The length of the hand is from the wrist to the top of the middle finger.

Measurements

EU Sizes

US Sizes

160mm (6 5/16 inches)

6

XS

171mm (6 3/4 inches)

7

S

182mm (7 3/16 inches)

8

M

192mm (7 9/16 inches)

9

L

204mm (8 1/16 inches)

10

XL

215+ mm (8 7/16 inches)

11

2XL

 

Width

The width of the hand is the circumference on the hand below the knuckle and excluding the thumb.

Measurements

EU Sizes

US Sizes

152-178mm (6-7 inches)

6

XS

178-203mm (7-8 inches)

7

S

203-229mm (8-9 inches)

8

M

229-254mm (9-10 inches)

9

L

254-279mm (10-11 inches)

10

XL

279+ mm (11+ inches)

11

2XL

Source: http://www.hse.gov.uk/skin/employ/glovesizes.htm

 

Maintenance and care

There are multiple care suggestions for work gloves, they usually depend on the materials used to make the glove.
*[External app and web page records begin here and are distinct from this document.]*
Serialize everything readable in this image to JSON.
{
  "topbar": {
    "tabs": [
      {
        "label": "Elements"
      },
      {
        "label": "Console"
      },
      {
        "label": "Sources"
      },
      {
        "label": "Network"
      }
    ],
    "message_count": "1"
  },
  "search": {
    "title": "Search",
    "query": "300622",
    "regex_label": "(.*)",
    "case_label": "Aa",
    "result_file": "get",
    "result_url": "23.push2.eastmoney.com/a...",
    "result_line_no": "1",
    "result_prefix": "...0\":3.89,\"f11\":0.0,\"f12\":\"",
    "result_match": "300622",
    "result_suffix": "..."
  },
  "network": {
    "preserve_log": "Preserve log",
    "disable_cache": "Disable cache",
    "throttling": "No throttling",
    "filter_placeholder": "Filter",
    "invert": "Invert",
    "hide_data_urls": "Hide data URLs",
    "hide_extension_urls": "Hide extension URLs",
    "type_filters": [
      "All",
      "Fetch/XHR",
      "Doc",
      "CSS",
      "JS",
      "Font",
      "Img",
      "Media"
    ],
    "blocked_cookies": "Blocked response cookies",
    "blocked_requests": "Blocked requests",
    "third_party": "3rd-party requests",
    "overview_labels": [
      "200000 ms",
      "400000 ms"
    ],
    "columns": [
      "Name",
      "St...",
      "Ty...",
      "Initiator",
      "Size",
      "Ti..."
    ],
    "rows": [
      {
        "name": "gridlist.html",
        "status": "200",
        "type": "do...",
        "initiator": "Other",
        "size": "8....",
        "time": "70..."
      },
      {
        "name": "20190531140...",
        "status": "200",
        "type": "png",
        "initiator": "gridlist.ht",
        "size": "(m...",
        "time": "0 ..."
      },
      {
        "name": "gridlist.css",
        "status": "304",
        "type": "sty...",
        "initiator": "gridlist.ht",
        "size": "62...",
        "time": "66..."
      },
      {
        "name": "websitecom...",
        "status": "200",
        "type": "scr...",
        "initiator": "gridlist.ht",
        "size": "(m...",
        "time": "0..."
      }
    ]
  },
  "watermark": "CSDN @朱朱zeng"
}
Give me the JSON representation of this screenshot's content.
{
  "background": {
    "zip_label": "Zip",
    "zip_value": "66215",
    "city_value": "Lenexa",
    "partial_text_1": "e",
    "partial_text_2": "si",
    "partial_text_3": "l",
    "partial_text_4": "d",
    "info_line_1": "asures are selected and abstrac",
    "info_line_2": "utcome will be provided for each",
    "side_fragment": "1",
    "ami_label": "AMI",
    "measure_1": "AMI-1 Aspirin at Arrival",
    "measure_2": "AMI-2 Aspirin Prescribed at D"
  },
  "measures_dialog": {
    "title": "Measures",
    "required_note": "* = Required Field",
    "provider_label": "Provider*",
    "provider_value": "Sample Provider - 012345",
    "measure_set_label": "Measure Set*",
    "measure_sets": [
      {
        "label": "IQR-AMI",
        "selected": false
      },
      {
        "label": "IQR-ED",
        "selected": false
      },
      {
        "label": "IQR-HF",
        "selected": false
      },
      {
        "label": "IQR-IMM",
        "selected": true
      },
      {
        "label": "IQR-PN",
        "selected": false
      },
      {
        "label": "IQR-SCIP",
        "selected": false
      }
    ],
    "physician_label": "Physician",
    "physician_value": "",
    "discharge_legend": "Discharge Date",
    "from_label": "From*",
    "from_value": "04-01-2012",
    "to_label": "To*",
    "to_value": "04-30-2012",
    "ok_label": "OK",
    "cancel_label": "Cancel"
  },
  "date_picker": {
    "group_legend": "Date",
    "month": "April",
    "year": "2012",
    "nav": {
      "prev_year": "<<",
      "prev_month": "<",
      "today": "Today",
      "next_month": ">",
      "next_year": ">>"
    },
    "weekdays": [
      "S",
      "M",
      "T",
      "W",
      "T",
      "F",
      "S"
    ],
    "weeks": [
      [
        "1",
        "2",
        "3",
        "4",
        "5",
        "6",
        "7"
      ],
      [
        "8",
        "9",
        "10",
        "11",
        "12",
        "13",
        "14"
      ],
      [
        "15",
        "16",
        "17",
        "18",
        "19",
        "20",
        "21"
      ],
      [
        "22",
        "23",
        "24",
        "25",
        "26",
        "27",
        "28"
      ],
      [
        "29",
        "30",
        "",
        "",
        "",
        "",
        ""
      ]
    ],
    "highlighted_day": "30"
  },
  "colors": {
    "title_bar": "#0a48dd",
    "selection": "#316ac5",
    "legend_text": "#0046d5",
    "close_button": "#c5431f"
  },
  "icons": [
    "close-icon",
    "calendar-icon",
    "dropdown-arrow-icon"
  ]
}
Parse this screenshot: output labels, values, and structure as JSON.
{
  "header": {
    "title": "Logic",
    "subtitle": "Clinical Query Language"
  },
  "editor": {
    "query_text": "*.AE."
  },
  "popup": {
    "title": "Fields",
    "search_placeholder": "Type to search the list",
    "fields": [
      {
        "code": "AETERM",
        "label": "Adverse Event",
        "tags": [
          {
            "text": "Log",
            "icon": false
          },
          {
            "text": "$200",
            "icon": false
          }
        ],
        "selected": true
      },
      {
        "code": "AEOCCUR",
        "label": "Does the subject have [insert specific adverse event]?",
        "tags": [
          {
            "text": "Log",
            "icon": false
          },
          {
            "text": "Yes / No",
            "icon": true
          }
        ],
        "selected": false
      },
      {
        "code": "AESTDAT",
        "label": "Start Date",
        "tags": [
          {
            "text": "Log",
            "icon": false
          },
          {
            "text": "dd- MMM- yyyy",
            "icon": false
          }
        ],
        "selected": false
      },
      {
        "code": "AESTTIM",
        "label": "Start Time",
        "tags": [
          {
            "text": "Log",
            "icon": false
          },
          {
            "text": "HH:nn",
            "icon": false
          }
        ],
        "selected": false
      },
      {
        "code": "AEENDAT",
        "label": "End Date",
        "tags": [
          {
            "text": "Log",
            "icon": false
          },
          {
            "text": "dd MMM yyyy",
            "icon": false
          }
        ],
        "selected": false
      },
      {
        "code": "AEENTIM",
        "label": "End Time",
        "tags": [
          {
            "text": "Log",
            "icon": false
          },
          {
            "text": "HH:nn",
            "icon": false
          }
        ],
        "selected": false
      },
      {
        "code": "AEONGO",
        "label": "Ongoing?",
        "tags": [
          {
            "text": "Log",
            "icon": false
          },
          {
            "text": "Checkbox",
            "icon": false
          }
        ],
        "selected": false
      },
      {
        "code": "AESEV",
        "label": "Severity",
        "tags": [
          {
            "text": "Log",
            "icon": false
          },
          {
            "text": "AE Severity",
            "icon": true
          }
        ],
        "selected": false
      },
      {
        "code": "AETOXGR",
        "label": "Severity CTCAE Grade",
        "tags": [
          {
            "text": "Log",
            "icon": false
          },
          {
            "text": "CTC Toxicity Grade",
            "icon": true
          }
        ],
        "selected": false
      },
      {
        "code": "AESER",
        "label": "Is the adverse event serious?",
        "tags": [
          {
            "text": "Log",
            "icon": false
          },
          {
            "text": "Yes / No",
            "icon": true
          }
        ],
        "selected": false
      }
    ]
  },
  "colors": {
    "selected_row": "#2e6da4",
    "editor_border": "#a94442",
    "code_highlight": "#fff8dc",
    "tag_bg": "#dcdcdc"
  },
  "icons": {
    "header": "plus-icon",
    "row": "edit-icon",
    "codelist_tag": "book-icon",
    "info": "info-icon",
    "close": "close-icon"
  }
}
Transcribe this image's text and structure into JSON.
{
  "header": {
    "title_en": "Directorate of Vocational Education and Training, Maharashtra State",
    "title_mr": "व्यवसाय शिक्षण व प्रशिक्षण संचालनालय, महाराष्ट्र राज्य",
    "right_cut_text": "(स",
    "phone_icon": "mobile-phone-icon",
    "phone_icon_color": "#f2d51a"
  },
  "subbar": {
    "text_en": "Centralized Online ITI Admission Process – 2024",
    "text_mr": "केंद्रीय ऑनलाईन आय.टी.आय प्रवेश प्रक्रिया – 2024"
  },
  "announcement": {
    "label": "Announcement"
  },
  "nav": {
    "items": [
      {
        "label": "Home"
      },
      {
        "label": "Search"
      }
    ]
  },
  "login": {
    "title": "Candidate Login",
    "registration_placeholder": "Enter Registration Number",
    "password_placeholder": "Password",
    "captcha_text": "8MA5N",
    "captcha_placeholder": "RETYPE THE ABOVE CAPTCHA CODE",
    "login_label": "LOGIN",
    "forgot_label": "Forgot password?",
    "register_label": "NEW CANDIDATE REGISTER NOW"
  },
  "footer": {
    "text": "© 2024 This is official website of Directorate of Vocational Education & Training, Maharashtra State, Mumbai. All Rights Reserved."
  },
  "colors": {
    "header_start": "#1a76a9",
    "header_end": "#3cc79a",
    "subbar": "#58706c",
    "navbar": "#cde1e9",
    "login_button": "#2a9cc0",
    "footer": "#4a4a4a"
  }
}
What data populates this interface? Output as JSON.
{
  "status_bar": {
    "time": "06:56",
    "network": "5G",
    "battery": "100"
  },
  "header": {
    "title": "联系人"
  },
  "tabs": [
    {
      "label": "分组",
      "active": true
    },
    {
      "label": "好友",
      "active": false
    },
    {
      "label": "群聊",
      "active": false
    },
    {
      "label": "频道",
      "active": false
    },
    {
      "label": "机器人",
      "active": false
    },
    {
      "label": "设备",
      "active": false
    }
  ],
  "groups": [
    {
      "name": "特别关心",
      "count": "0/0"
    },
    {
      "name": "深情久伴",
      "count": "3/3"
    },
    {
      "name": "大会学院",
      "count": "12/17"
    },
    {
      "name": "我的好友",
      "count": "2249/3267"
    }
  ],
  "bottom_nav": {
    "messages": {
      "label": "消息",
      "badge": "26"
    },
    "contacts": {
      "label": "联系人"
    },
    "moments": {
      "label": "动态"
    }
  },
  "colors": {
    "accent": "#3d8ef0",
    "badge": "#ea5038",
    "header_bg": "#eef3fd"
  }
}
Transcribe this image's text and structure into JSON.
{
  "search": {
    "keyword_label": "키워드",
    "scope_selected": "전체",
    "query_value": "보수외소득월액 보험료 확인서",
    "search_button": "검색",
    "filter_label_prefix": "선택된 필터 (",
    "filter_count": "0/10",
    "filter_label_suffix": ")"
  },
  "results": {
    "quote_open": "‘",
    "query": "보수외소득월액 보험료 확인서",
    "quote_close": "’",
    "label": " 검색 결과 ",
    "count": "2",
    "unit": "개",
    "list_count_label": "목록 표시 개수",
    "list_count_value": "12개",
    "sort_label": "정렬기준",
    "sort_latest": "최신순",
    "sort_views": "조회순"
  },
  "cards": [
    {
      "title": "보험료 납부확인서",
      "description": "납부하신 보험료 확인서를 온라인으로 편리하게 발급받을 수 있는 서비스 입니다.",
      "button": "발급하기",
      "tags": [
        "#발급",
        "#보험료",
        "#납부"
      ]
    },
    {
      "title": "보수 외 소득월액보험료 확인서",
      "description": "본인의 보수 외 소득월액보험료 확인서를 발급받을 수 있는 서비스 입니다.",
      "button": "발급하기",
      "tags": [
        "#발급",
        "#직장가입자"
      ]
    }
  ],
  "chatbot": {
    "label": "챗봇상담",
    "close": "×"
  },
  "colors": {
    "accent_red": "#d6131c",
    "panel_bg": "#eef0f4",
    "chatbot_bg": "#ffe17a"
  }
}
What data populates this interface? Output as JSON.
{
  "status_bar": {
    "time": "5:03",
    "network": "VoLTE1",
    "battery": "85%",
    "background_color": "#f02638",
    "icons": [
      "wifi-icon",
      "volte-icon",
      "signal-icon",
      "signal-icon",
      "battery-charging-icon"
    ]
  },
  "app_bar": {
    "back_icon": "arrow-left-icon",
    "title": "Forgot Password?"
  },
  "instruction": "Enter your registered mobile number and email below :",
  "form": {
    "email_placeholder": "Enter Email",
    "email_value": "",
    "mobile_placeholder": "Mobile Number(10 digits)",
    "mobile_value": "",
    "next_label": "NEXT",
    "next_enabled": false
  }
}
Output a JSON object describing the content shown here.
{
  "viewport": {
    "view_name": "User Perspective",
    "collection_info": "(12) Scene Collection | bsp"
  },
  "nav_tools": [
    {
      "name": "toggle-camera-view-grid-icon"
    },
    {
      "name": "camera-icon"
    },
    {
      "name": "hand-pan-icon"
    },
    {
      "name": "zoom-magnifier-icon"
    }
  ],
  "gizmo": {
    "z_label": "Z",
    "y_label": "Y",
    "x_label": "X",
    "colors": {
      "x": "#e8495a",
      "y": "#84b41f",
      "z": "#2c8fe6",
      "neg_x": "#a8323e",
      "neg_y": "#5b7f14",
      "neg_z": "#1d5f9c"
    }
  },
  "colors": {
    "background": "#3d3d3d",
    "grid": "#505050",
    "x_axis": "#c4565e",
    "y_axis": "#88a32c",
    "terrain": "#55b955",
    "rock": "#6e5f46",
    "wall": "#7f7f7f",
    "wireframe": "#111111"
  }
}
However, common suggestions are to machine wash or hands wash with cold water and a mild laundry detergent. When washing do not use bleach or other solvents as these can damage the protective quality of the work glove. Additionally when drying the work gloves ensure you air dry and do not use machines or heat to dry them.

Specialist materials may need additional treatment to ensure durability and effectiveness. Materials such as leather and cowhide fall into the specialist category and will need cleaning with oil based leather soap.